Material for this exercise Start Marker

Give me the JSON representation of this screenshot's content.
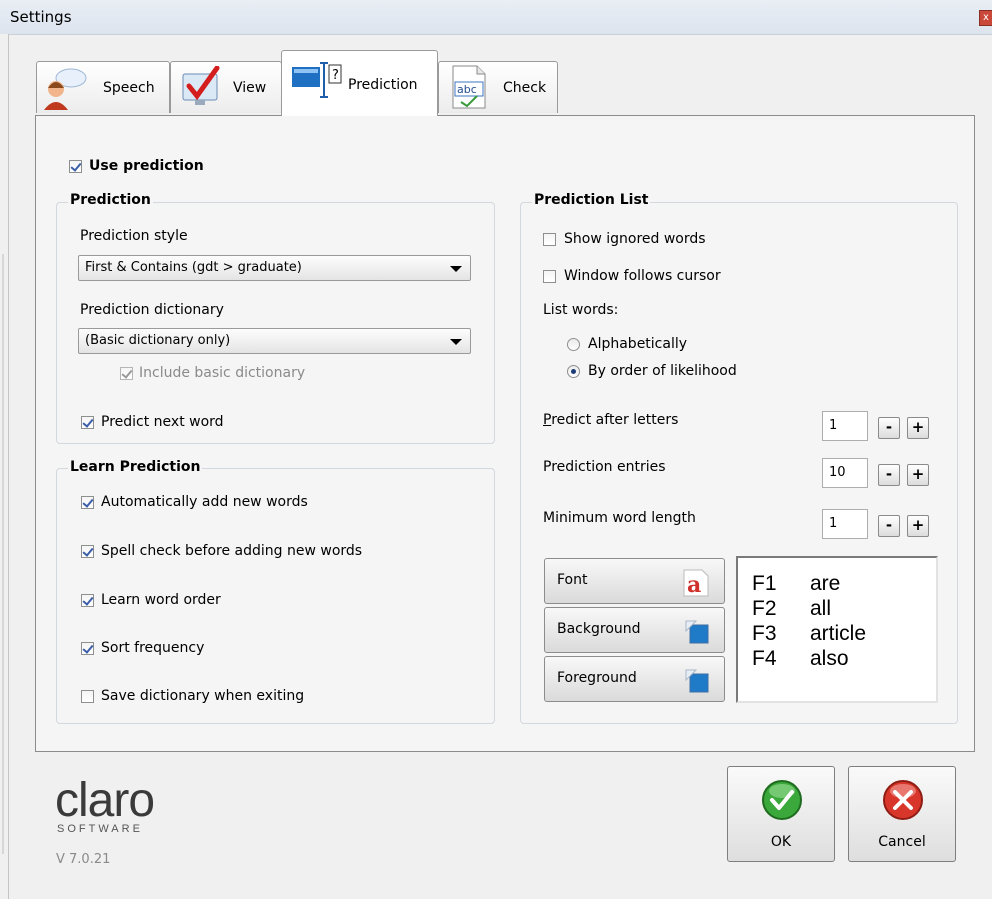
{
  "window": {
    "title": "Settings",
    "close_glyph": "x"
  },
  "tabs": [
    {
      "label": "Speech",
      "icon": "speech-person-icon",
      "active": false
    },
    {
      "label": "View",
      "icon": "monitor-check-icon",
      "active": false
    },
    {
      "label": "Prediction",
      "icon": "prediction-window-icon",
      "active": true
    },
    {
      "label": "Check",
      "icon": "abc-spellcheck-icon",
      "active": false
    }
  ],
  "use_prediction": {
    "label": "Use prediction",
    "checked": true
  },
  "prediction_group": {
    "title": "Prediction",
    "style_label": "Prediction style",
    "style_value": "First & Contains (gdt > graduate)",
    "dictionary_label": "Prediction dictionary",
    "dictionary_value": "(Basic dictionary only)",
    "include_basic": {
      "label": "Include basic dictionary",
      "checked": true,
      "enabled": false
    },
    "predict_next": {
      "label": "Predict next word",
      "checked": true
    }
  },
  "learn_group": {
    "title": "Learn Prediction",
    "options": [
      {
        "label": "Automatically add new words",
        "checked": true
      },
      {
        "label": "Spell check before adding new words",
        "checked": true
      },
      {
        "label": "Learn word order",
        "checked": true
      },
      {
        "label": "Sort frequency",
        "checked": true
      },
      {
        "label": "Save dictionary when exiting",
        "checked": false
      }
    ]
  },
  "list_group": {
    "title": "Prediction List",
    "show_ignored": {
      "label": "Show ignored words",
      "checked": false
    },
    "window_follows": {
      "label": "Window follows cursor",
      "checked": false
    },
    "list_words_label": "List words:",
    "radios": [
      {
        "label": "Alphabetically",
        "selected": false
      },
      {
        "label": "By order of likelihood",
        "selected": true
      }
    ],
    "predict_after": {
      "accel": "P",
      "label_rest": "redict after letters",
      "value": "1"
    },
    "entries": {
      "label": "Prediction entries",
      "value": "10"
    },
    "min_length": {
      "label": "Minimum word length",
      "value": "1"
    },
    "minus": "-",
    "plus": "+",
    "buttons": {
      "font": "Font",
      "background": "Background",
      "foreground": "Foreground"
    },
    "preview": [
      {
        "key": "F1",
        "word": "are"
      },
      {
        "key": "F2",
        "word": "all"
      },
      {
        "key": "F3",
        "word": "article"
      },
      {
        "key": "F4",
        "word": "also"
      }
    ]
  },
  "footer": {
    "logo": "claro",
    "logo_sub": "SOFTWARE",
    "version": "V 7.0.21",
    "ok": "OK",
    "cancel": "Cancel"
  },
  "colors": {
    "ok_green": "#3aa83a",
    "cancel_red": "#d8362b",
    "font_icon_red": "#d0312d",
    "swatch_blue": "#1f7bc8"
  }
}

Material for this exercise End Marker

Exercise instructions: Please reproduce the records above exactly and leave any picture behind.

Result of this exercise:
Give me the JSON representation of this screenshot's content.
{
  "window": {
    "title": "Settings",
    "close_glyph": "x"
  },
  "tabs": [
    {
      "label": "Speech",
      "icon": "speech-person-icon",
      "active": false
    },
    {
      "label": "View",
      "icon": "monitor-check-icon",
      "active": false
    },
    {
      "label": "Prediction",
      "icon": "prediction-window-icon",
      "active": true
    },
    {
      "label": "Check",
      "icon": "abc-spellcheck-icon",
      "active": false
    }
  ],
  "use_prediction": {
    "label": "Use prediction",
    "checked": true
  },
  "prediction_group": {
    "title": "Prediction",
    "style_label": "Prediction style",
    "style_value": "First & Contains (gdt > graduate)",
    "dictionary_label": "Prediction dictionary",
    "dictionary_value": "(Basic dictionary only)",
    "include_basic": {
      "label": "Include basic dictionary",
      "checked": true,
      "enabled": false
    },
    "predict_next": {
      "label": "Predict next word",
      "checked": true
    }
  },
  "learn_group": {
    "title": "Learn Prediction",
    "options": [
      {
        "label": "Automatically add new words",
        "checked": true
      },
      {
        "label": "Spell check before adding new words",
        "checked": true
      },
      {
        "label": "Learn word order",
        "checked": true
      },
      {
        "label": "Sort frequency",
        "checked": true
      },
      {
        "label": "Save dictionary when exiting",
        "checked": false
      }
    ]
  },
  "list_group": {
    "title": "Prediction List",
    "show_ignored": {
      "label": "Show ignored words",
      "checked": false
    },
    "window_follows": {
      "label": "Window follows cursor",
      "checked": false
    },
    "list_words_label": "List words:",
    "radios": [
      {
        "label": "Alphabetically",
        "selected": false
      },
      {
        "label": "By order of likelihood",
        "selected": true
      }
    ],
    "predict_after": {
      "accel": "P",
      "label_rest": "redict after letters",
      "value": "1"
    },
    "entries": {
      "label": "Prediction entries",
      "value": "10"
    },
    "min_length": {
      "label": "Minimum word length",
      "value": "1"
    },
    "minus": "-",
    "plus": "+",
    "buttons": {
      "font": "Font",
      "background": "Background",
      "foreground": "Foreground"
    },
    "preview": [
      {
        "key": "F1",
        "word": "are"
      },
      {
        "key": "F2",
        "word": "all"
      },
      {
        "key": "F3",
        "word": "article"
      },
      {
        "key": "F4",
        "word": "also"
      }
    ]
  },
  "footer": {
    "logo": "claro",
    "logo_sub": "SOFTWARE",
    "version": "V 7.0.21",
    "ok": "OK",
    "cancel": "Cancel"
  },
  "colors": {
    "ok_green": "#3aa83a",
    "cancel_red": "#d8362b",
    "font_icon_red": "#d0312d",
    "swatch_blue": "#1f7bc8"
  }
}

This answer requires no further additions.